The Alexandria City Council on Saturday passed legislation that from July 1 bans guns on city property and streets where special events are being held, making it the first city to take advantage of new Virginia laws that tightened gun restrictions this spring.

The council passed similar legislation last fall after the mass shooting at the Virginia Beach municipal offices, but without authority from the Virginia General Assembly, it did not take effect. But this weekend’s approval came after the General Assembly passed, and Gov. Ralph Northam (D) signed, multiple laws that toughened the commonwealth’s gun laws, including a measure allowing local governments to regulate weapons on city property.

After hearing about three dozen speakers, most of whom opposed the city’s proposal, the Alexandria council voted unanimously to bar guns, ammunition and related components from city buildings and parks, as well as from recreation and community centers. Most civilians carrying guns cannot stand on streets and sidewalks adjacent to special events, or they will be subject to a first-degree misdemeanor charge punishable by up to a year in jail and a fine of up to $2,500.

“The General Assembly was right to give local governments the authority to regulate how firearms are used on public property,” Mayor Justin Wilson (D) said. “Protecting public safety is a core responsibility of government. This ordinance is a statement of our community’s values.

Many of the speakers argued that a ban should carve out an exception for people who hold concealed-weapons permits.

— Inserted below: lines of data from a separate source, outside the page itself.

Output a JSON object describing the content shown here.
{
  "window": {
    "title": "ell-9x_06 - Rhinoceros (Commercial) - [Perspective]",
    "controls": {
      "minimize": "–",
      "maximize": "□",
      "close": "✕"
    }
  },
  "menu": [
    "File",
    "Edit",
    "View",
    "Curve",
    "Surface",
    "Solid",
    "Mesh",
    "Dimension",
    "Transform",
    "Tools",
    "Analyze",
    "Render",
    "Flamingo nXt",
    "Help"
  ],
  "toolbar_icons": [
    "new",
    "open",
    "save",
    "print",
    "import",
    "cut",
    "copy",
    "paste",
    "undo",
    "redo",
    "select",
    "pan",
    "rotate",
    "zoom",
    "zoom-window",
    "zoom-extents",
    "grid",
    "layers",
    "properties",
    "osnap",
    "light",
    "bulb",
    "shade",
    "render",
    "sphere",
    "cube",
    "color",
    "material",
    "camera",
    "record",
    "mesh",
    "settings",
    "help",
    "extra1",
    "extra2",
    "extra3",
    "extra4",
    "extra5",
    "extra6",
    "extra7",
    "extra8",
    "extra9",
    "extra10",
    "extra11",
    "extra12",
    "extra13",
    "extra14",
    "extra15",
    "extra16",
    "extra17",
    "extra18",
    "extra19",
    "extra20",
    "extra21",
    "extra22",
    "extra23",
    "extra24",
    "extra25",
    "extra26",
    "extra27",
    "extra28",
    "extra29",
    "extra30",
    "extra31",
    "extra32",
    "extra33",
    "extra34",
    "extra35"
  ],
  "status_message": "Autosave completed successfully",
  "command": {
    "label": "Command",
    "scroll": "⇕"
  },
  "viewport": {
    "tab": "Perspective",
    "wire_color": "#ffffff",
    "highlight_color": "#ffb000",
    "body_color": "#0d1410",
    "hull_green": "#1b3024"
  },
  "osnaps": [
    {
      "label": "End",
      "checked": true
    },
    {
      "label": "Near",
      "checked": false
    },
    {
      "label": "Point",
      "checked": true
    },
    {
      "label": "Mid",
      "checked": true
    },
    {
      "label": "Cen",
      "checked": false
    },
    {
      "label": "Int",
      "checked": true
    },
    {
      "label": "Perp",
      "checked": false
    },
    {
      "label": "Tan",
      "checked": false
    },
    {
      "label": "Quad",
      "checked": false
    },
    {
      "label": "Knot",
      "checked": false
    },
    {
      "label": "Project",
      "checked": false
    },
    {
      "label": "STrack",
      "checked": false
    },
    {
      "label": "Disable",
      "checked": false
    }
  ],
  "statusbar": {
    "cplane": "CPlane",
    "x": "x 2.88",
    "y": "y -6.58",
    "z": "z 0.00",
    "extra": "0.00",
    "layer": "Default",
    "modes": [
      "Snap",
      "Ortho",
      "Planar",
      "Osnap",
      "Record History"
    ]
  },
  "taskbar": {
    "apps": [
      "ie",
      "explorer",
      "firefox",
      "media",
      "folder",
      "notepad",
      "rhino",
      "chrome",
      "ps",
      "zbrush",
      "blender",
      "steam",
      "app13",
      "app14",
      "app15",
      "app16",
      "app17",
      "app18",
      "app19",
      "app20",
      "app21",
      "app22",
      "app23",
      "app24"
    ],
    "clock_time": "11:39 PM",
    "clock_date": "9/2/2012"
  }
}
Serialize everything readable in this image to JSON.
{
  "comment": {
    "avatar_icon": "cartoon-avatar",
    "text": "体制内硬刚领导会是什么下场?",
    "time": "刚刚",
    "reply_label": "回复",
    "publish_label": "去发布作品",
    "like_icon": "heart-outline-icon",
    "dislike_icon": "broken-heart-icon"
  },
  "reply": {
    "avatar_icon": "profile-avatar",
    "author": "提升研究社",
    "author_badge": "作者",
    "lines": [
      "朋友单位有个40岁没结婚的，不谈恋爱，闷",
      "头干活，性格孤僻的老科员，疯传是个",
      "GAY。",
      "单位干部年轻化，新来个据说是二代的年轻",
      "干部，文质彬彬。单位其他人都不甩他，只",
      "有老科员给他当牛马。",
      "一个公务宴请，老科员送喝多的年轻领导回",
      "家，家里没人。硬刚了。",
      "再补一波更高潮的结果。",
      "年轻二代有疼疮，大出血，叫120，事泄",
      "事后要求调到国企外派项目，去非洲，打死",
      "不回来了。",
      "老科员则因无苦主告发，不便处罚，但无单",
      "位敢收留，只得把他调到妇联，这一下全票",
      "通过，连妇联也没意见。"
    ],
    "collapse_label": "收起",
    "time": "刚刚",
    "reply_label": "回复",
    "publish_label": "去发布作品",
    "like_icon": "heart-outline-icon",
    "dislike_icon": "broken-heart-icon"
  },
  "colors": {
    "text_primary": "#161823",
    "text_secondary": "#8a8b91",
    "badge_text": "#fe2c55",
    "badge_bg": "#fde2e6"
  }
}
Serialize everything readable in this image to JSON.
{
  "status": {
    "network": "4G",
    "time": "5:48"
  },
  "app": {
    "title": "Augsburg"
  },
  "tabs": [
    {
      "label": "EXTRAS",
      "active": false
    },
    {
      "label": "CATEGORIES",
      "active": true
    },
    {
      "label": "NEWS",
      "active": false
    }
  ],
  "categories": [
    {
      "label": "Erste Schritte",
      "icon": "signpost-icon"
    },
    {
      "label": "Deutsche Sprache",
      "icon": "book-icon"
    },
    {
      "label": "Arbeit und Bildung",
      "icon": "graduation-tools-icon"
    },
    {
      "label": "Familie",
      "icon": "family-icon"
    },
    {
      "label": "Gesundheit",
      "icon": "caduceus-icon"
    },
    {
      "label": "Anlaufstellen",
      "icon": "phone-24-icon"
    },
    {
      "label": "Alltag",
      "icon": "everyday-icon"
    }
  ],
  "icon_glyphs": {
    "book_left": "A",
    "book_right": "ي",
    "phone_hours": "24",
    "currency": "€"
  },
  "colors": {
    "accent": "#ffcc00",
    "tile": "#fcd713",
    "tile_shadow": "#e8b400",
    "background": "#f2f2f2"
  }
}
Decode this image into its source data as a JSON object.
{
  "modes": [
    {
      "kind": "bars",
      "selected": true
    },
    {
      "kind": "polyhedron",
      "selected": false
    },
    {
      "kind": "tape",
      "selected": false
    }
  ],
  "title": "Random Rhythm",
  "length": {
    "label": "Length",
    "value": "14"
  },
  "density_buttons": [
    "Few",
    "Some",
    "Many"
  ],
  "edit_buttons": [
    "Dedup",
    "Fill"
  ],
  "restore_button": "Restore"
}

The legislation already exempts several groups including law enforcement officers, security guards working for the city, military personnel, museums displaying firearms, historical reenactors and intercollegiate teams that use guns.

Some residents argued strongly for the ordinance.

“This will prohibit the increasingly frequent provocative displays” by gun-rights activists who show up at Alexandria events, said resident Kevin Connell, who, like others, called in to the meeting conducted remotely because of coronavirus restrictions.

Opponents of the law pointed to the 2017 gun attack on the Republican congressional baseball team at Alexandria’s Simpson Field and speculated about what would have happened if several officials had not been accompanied by federal security guards.

Last weekend, about 200 armed gun-rights advocates organized by the Virginia Citizens Defense League showed up to demonstrate in front of City Hall, and previously, people openly carrying weapons stood around the crowded Saturday farmers market there. State Del. Mark Levine (D), who co-sponsored the legislation that allowed the city to take its action, said that his home address was publicized by gun-rights activists and that several showed up at the public park near his home to intimidate him.

Philip Van Cleave, president of the league, called the local law “clearly punitive” to holders of concealed-carry permits. Levine said existing permit holders had faced only a 10-question online test and a background check. New permit seekers will face tighter requirements to get their permits.